Gov. Terry McAuliffe’s veto of a photo identification bill was upheld by two Republican lawmakers who maintained that the election measure was flawed. Siding with a solid bloc of Democrats, Delegate Bob Bloxom Jr. left Republicans one vote short of overriding the governor. The freshman lawmaker said requiring that mail-in requests for an absentee ballot be accompanied by a copy of the voter’s photo “wouldn’t solve anything.” Delegate James Edmunds, R-Halifax, also bolted from the party line. “A picture of someone’s photo doesn’t get compared with anything (at the election office.) It could be a picture of anyone,” Bloxom, of Mappsville, told Watchdog.org. McAuliffe made much the same argument.
An army general in Burundi announced on Wednesday that the military had ousted President Pierre Nkurunziza, setting off celebrations in the streets among protesters who had been trying to block the president’s bid for another term. “President Pierre Nkurunziza is removed from office,” Maj. Gen. Godefroid Niyombare said in a broadcast on a radio station in the capital, Bujumbura. In explaining the coup, General Niyombare said the president had killed opponents and protesters, overseen a corrupt government and — by seeking a third term — had disregarded the 2000 peace agreement and the 2005 Constitution to end the country’s civil war.
Ethiopian opposition groups are accusing the government of harassing their members and carrying out illegal detentions ahead of the May 24 elections. Yonathan Tesfaye, spokesman for the Blue Party, told The Associated Press this week that some party members are being beaten, especially in the southern region. He said his party may boycott the elections. “If the current level of harassment and detention along with the problem in registering our observers continues, we might be forced to consider exiting from the election process,” he said.
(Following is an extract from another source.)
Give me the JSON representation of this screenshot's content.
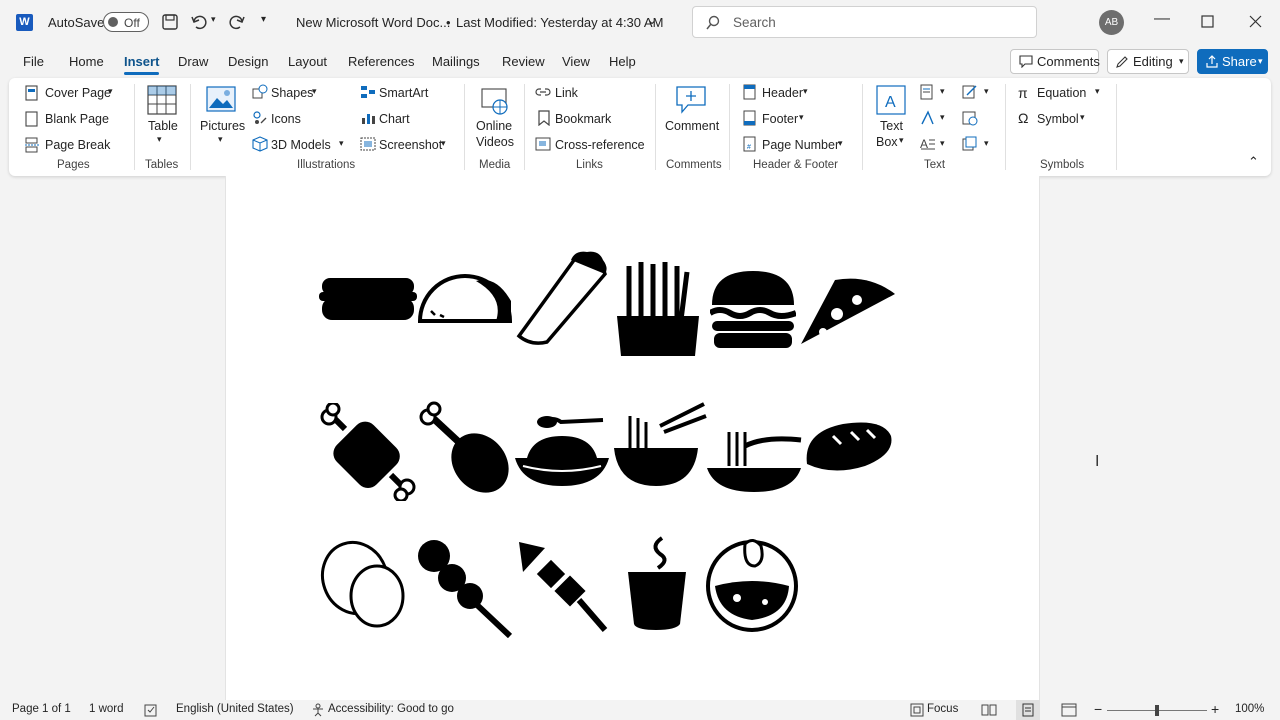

An opposition coalition challenging the governing party and the racial politics that have long dominated in Guyana said Tuesday it appeared to have won national elections, though official results had not been released. The leader of the Partnership for National Unity-Alliance for Change told reporters the coalition’s own tabulation of publicly available results from nearly all polling stations gave it a substantial lead over the governing People’s Progressive Party. Opposition candidates for Parliament had more than 180,000 votes, compared to nearly 130,000 for the ruling party, David Granger, a retired army general who leads the coalition, said at a news conference in the capital. “There is no way that the PPP can close this gap that we have opened up,” Granger said
Voters in the Republic of Ireland will take part in a historic vote next week allowing the public to decide if same sex marriage can be allowed in a traditionally Catholic country, Neil Markey writes. The referendum has seen a bitter battle between religious conservative organisations and a younger generation, who worry about the nation’s perception globally if it fails to pass. If the referendum is passed married same-sex couples will be recognised as a family and entitled to the same Constitutional protection as opposite sex couples. The vote comes almost twenty two years after homosexuality was decriminalised in the country and more than four years after a Civil Partnership Bill came into effect.
United Kingdom: Online voting is convenient, but if the results aren’t verifiable it’s not worth the risk | The Conversation
In one of the most fiercely contested elections in years, the turnout of the 2015 British general election was still stubbornly low at 66.1% – only a single percentage point more than in 2010, and still around 10 points lower than the ranges common before the 1990s. There has been all manner of hand-wringing about how to improve voter engagement and turnout. Considering the huge range of things we now do online, why not voting too? A Lodestone political survey suggested that 60% of respondents said they would vote if they could do so online, and this rose to around 80% among those aged 18-35. As recently as this year, the speaker of the House of Commons called for a secure online voting system by 2020. But designing a secure way to vote online is hard. An electronic voting system has to be transparent enough that the declared outcome is fully verifiable, yet still protect the anonymity of the secret ballot in order to prevent the possibility of voter coercion.